Press releases can be purchased in bulk as well. So if you’re planning on several announcements, if you buy in advance, you can save thousands of dollars. 

4. Strategy: When They Zig, You Should Zag

To save money and get more bang for your buck, redefine your calendar. Shy away from the dates and times of the year when your competitor is most likely to do something, and instead select a campaign period when you can own the conversation.

Alternatively, re-thing your share of voice KPI. When dominance is your key strategy, you want to track it against your biggest aspirational competitors. If simply staying present is your goal, track your share of voice against a competitor nipping at your heels, one who is your peer and one who is aspirational. For your aspirational competitors, your strategy should be to cede some of your share of voice so you can squeeze in on your competitor’s territory. For your peers, you want to maintain equal, if not better, footing, and for the one nipping at your heels, you want to own the conversation so they don’t squeeze in on yours.

5. Maximize Partnerships and Internal Initiatives

Now is a great time to double down on successful partnerships or find new ways to align for new partnerships. Be creative in the ways you align, and you may be able to create a news worthy story just by creating a collaboration. Another way to maximize your budget is to turn your storytelling focus on highly valued stories the media is already writing about, like purpose-driven initiatives. These types of stories are much easier to get a lift on than the traditional “thought leadership” strategy that most of your competitors will flock to.
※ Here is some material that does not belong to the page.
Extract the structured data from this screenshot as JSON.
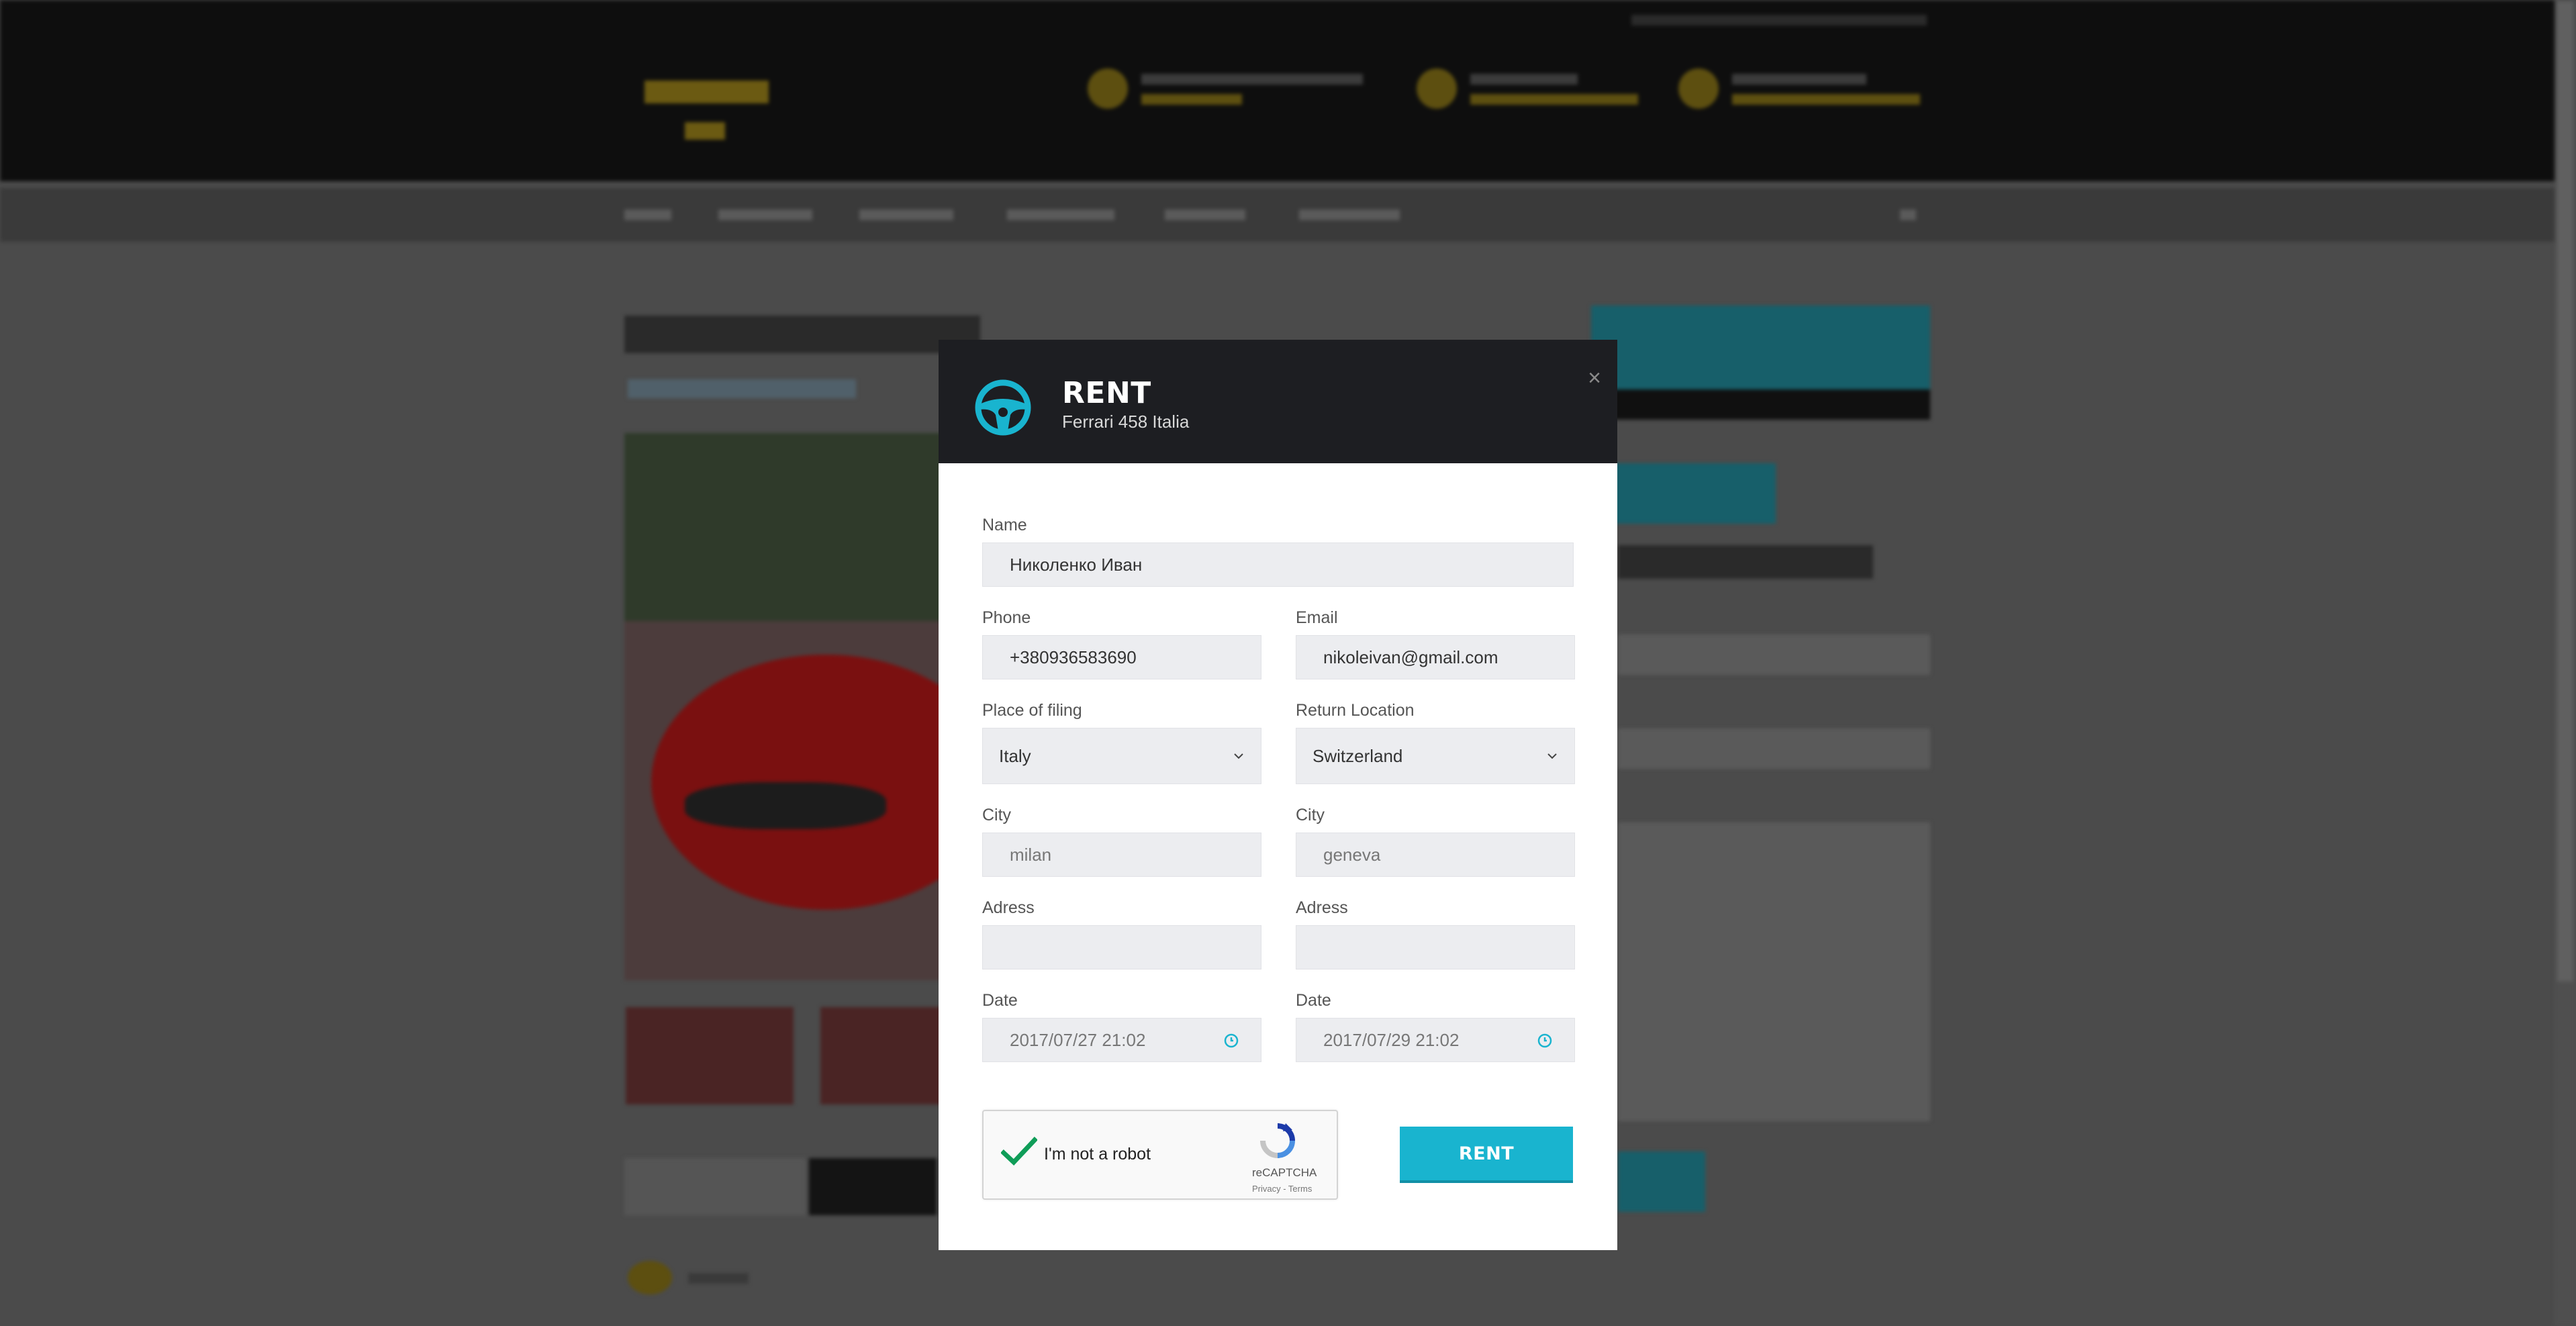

Reducing your agency costs doesn’t have to be all or nothing. Working WITH your agency to find the sweet spot for your specific needs can be an excellent exercise in creativity. By shifting strategies, outcomes, and outputs, you can find the sweet spot that keeps your marketing and PR on track even during cost-cutting seasons.